1958, two brothers moved their families to Sylacauga from Evansville, Indiana, and bought this company from the Machens. Carl and Ralph Vogel had been brought up in the soft drink business because their father and grandfather were in this business for 74 consecutive years, so that legacy dates back to 1885. At that time a rubber stoppered plunger was smacked down into the old-fashioned round neck heavy glass bottles. Carl’s daughter, Laurene Messina, has given me lots of this information on her family. Her sister, Nadine, and I were friends and in the class of 1960 at SHS. She remembers at least 2 separate locations of bottling companies in Indiana.
Here the company made 7-up, Grapico, Chocolate Milk, Frosty Root Beer, Cherry Blossom, Old Colony Strawberry, and V-12. The V-12 was said to be clear, and it had yellow dots resembling bubbles on the bottles. A Sylacauga News Article says this about this drink: “V12 is a zesty fruit flavor that the enterprising Vogel brothers are placing on the market. It captures the flavor of the real ‘soda-pop’ of long ago as it is made in strict conformity by a recipe handed down in this family from their grandfather. The catchy V-12 name is modern though V stands for Vogel and 12 is derived from the generous 12 ounce bottle size. It is proving a favorite with the trade in the area.”
The Vogels distributed their drinks in five counties and operated four drink trucks. They employed ten people full time. A humorous story indicative of the time, Laurene recalls her Dad and his brother being stopped coming from Birmingham with a truckload of sugar (the suspicion was that the sugar was for making moonshine. Although they were in a 7-Up truck, they had to produce the bill of sale for the sugar.

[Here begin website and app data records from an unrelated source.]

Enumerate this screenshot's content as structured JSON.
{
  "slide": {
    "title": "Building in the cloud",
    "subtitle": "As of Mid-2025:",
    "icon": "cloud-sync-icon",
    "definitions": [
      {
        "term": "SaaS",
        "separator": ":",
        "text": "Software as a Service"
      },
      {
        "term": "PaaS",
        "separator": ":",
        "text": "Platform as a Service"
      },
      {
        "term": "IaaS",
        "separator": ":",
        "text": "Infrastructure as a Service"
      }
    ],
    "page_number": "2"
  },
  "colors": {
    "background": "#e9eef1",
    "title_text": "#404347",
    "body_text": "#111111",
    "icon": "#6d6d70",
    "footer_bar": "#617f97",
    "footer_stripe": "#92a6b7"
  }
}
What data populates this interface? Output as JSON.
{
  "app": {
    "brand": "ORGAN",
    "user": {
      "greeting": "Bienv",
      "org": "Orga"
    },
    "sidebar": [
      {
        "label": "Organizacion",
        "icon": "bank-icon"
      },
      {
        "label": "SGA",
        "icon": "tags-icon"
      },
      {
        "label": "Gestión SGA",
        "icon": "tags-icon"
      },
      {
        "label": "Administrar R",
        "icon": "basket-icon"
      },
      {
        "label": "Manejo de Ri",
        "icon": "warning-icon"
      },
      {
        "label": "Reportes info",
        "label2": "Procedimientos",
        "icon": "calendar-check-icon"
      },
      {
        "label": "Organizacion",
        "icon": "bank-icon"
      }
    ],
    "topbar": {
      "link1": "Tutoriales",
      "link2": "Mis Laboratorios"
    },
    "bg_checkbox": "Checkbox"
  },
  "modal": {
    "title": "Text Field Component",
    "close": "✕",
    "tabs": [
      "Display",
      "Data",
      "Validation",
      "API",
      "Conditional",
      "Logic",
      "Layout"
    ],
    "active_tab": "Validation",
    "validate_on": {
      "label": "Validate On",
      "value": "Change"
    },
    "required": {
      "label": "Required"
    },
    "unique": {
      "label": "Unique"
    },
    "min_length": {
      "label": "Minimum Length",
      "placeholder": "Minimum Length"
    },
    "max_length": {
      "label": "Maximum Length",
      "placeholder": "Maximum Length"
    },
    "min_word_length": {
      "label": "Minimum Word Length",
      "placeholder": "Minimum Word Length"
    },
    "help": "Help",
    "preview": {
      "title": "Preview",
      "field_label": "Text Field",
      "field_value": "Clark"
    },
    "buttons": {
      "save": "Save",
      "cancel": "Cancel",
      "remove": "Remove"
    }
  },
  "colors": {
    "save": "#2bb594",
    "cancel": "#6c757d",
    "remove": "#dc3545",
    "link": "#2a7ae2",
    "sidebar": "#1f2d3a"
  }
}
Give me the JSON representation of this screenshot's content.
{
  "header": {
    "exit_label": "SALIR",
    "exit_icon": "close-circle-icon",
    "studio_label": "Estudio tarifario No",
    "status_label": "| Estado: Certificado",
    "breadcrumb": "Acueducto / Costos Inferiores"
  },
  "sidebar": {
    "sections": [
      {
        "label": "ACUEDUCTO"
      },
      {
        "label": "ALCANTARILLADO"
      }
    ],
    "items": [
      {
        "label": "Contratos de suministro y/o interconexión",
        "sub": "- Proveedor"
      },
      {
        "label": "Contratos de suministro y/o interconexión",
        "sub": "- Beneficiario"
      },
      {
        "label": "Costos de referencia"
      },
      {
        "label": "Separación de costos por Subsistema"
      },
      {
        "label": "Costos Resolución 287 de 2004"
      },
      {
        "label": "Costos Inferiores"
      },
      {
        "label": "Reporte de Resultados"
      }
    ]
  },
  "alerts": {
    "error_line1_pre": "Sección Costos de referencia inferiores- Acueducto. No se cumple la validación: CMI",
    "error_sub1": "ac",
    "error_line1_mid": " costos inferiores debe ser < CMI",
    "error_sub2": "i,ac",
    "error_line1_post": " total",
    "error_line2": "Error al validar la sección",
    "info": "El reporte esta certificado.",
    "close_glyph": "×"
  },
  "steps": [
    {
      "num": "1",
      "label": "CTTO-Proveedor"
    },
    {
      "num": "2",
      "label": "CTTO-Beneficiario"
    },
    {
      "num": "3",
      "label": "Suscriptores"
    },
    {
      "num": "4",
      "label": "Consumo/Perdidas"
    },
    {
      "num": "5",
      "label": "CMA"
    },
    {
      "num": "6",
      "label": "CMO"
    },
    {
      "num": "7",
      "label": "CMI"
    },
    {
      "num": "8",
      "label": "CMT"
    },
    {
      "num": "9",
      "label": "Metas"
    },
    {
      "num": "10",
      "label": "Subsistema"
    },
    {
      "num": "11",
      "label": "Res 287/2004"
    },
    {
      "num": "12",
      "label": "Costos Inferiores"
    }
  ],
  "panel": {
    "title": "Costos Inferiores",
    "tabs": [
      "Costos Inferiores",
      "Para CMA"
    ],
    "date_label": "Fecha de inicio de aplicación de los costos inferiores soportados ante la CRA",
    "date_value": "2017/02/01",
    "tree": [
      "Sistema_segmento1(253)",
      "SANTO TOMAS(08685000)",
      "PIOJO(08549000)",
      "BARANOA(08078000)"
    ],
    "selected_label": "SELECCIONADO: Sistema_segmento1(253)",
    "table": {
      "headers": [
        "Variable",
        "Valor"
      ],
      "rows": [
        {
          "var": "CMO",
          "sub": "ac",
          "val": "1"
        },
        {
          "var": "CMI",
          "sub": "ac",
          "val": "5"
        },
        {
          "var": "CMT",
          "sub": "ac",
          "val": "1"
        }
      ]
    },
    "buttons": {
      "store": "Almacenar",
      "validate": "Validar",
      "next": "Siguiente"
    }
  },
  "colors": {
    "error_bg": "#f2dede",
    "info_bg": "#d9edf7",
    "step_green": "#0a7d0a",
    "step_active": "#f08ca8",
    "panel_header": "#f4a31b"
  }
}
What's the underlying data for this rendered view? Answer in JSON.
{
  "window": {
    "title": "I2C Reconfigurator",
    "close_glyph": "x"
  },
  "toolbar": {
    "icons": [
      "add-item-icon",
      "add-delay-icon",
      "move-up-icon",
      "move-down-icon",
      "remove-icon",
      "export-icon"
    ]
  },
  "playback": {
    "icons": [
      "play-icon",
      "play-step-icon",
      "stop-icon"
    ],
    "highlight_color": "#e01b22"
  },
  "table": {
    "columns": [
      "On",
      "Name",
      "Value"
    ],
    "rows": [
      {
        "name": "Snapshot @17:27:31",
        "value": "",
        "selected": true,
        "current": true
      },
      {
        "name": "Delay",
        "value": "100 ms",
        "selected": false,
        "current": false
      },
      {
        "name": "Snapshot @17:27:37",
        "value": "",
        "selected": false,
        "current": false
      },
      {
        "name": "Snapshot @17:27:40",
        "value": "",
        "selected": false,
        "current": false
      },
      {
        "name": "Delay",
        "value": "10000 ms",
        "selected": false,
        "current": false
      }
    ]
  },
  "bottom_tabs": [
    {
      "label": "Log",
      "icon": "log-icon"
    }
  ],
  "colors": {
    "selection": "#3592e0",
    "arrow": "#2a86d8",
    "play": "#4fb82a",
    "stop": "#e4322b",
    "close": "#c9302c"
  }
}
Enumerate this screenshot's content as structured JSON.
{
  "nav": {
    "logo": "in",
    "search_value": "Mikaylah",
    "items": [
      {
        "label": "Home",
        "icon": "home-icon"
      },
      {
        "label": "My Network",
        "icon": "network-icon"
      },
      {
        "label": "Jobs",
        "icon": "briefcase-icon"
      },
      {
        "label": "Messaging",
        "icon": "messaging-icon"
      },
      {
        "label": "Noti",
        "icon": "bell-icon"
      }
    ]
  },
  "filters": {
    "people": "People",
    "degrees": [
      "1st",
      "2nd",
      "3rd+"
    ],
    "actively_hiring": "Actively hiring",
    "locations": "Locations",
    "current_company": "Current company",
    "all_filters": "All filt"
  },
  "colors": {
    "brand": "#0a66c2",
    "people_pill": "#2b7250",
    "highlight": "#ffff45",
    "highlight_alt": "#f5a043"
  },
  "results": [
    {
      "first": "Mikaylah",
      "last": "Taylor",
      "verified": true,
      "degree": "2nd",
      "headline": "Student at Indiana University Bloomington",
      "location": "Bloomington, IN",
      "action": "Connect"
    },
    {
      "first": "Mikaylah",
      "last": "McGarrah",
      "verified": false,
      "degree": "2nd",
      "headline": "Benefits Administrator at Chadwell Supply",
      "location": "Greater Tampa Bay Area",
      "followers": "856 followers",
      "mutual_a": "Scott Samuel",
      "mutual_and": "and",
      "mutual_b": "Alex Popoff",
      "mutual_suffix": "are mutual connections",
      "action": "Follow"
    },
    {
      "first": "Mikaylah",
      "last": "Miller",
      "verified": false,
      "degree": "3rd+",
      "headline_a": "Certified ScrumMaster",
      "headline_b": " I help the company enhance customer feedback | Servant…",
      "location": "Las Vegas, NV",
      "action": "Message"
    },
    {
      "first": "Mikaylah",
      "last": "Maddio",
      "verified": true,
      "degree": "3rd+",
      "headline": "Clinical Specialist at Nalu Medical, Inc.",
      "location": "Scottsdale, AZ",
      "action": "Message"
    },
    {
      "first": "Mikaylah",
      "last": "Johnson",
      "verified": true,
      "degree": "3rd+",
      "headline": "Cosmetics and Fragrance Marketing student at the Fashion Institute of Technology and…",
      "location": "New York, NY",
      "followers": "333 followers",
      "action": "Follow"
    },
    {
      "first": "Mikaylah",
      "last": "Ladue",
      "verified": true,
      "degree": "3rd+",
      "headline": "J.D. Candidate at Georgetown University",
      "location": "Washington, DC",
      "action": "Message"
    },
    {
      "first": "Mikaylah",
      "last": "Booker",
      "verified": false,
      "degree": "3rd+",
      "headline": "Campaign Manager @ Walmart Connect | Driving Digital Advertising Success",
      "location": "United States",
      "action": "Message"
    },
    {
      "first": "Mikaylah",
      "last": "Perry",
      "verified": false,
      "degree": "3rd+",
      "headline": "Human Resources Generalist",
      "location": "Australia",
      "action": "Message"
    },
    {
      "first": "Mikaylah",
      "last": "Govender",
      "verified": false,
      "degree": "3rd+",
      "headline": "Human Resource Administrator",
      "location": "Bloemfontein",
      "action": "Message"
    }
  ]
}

According to the Alabama State Business Registration site, the 64 year old Seven Up Bottling company of Sylacauga was dissolved. The Vogels business interests continued in a vending machine business, etc; but that is a new chapter for another time. New chapters begin in every man’s book, but with every story the impact of people’s lives really makes the story unforgettable. The Machens and the Vogel brothers and their families including Sylacauga’s own John Vogel (Nelda) have made a positive impact on this city in more ways than I have space to explore. The Seven Up Bottling company building stands as a testimony to the people who worked there at 119 North Anniston Avenue, and it was not so long ago at that.
Special thanks to Laurene Vogel Messina, Ray McDiarmid for pictures and for the book Clyde Machen’s Stories, Earl Lewis, and Samantha Machen and all the ladies at B.B. Comer Library.